Starting at the first line, copy the data below through to the end, exactly.

[Data about app and page elements]
---*---

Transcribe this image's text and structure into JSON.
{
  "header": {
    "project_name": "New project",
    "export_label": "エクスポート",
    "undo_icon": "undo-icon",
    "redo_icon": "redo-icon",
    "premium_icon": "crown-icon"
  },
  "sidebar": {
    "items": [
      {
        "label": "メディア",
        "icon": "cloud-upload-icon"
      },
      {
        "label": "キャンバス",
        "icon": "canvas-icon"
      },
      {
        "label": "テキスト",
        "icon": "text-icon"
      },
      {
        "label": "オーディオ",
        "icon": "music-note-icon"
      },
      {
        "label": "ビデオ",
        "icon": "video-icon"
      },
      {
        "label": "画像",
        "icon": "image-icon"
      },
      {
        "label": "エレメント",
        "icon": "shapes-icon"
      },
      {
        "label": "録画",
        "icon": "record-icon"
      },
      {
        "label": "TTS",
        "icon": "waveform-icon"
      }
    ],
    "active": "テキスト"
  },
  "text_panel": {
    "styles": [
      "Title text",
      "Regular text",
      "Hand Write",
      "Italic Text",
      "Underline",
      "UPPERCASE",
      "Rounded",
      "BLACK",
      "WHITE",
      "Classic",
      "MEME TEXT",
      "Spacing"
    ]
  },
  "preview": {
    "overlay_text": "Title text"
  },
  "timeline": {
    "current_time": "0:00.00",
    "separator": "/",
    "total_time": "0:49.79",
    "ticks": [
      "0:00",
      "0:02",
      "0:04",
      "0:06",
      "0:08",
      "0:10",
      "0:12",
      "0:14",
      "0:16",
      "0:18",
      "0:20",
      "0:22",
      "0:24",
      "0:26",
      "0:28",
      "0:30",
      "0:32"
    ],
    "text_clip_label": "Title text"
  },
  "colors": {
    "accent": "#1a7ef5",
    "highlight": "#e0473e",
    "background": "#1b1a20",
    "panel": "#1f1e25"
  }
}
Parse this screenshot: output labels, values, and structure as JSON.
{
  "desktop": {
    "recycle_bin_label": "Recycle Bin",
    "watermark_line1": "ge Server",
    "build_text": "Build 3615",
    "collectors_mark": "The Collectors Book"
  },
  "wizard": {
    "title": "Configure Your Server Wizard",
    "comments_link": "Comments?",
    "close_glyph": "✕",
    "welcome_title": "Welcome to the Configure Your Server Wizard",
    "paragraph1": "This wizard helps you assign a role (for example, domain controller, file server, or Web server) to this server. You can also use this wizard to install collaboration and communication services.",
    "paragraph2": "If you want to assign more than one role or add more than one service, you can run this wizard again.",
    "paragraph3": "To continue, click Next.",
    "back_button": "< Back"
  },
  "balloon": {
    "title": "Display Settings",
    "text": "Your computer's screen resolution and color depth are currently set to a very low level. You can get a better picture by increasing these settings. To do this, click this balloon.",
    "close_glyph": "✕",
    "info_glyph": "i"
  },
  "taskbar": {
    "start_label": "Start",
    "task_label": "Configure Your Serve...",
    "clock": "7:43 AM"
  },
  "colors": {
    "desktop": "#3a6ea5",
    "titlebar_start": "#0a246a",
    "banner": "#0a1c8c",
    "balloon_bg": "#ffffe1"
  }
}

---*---

▶ [Exercise answer]:
Transcribe this image's text and structure into JSON.
{
  "header": {
    "project_name": "New project",
    "export_label": "エクスポート",
    "undo_icon": "undo-icon",
    "redo_icon": "redo-icon",
    "premium_icon": "crown-icon"
  },
  "sidebar": {
    "items": [
      {
        "label": "メディア",
        "icon": "cloud-upload-icon"
      },
      {
        "label": "キャンバス",
        "icon": "canvas-icon"
      },
      {
        "label": "テキスト",
        "icon": "text-icon"
      },
      {
        "label": "オーディオ",
        "icon": "music-note-icon"
      },
      {
        "label": "ビデオ",
        "icon": "video-icon"
      },
      {
        "label": "画像",
        "icon": "image-icon"
      },
      {
        "label": "エレメント",
        "icon": "shapes-icon"
      },
      {
        "label": "録画",
        "icon": "record-icon"
      },
      {
        "label": "TTS",
        "icon": "waveform-icon"
      }
    ],
    "active": "テキスト"
  },
  "text_panel": {
    "styles": [
      "Title text",
      "Regular text",
      "Hand Write",
      "Italic Text",
      "Underline",
      "UPPERCASE",
      "Rounded",
      "BLACK",
      "WHITE",
      "Classic",
      "MEME TEXT",
      "Spacing"
    ]
  },
  "preview": {
    "overlay_text": "Title text"
  },
  "timeline": {
    "current_time": "0:00.00",
    "separator": "/",
    "total_time": "0:49.79",
    "ticks": [
      "0:00",
      "0:02",
      "0:04",
      "0:06",
      "0:08",
      "0:10",
      "0:12",
      "0:14",
      "0:16",
      "0:18",
      "0:20",
      "0:22",
      "0:24",
      "0:26",
      "0:28",
      "0:30",
      "0:32"
    ],
    "text_clip_label": "Title text"
  },
  "colors": {
    "accent": "#1a7ef5",
    "highlight": "#e0473e",
    "background": "#1b1a20",
    "panel": "#1f1e25"
  }
}
Parse this screenshot: output labels, values, and structure as JSON.
{
  "desktop": {
    "recycle_bin_label": "Recycle Bin",
    "watermark_line1": "ge Server",
    "build_text": "Build 3615",
    "collectors_mark": "The Collectors Book"
  },
  "wizard": {
    "title": "Configure Your Server Wizard",
    "comments_link": "Comments?",
    "close_glyph": "✕",
    "welcome_title": "Welcome to the Configure Your Server Wizard",
    "paragraph1": "This wizard helps you assign a role (for example, domain controller, file server, or Web server) to this server. You can also use this wizard to install collaboration and communication services.",
    "paragraph2": "If you want to assign more than one role or add more than one service, you can run this wizard again.",
    "paragraph3": "To continue, click Next.",
    "back_button": "< Back"
  },
  "balloon": {
    "title": "Display Settings",
    "text": "Your computer's screen resolution and color depth are currently set to a very low level. You can get a better picture by increasing these settings. To do this, click this balloon.",
    "close_glyph": "✕",
    "info_glyph": "i"
  },
  "taskbar": {
    "start_label": "Start",
    "task_label": "Configure Your Serve...",
    "clock": "7:43 AM"
  },
  "colors": {
    "desktop": "#3a6ea5",
    "titlebar_start": "#0a246a",
    "banner": "#0a1c8c",
    "balloon_bg": "#ffffe1"
  }
}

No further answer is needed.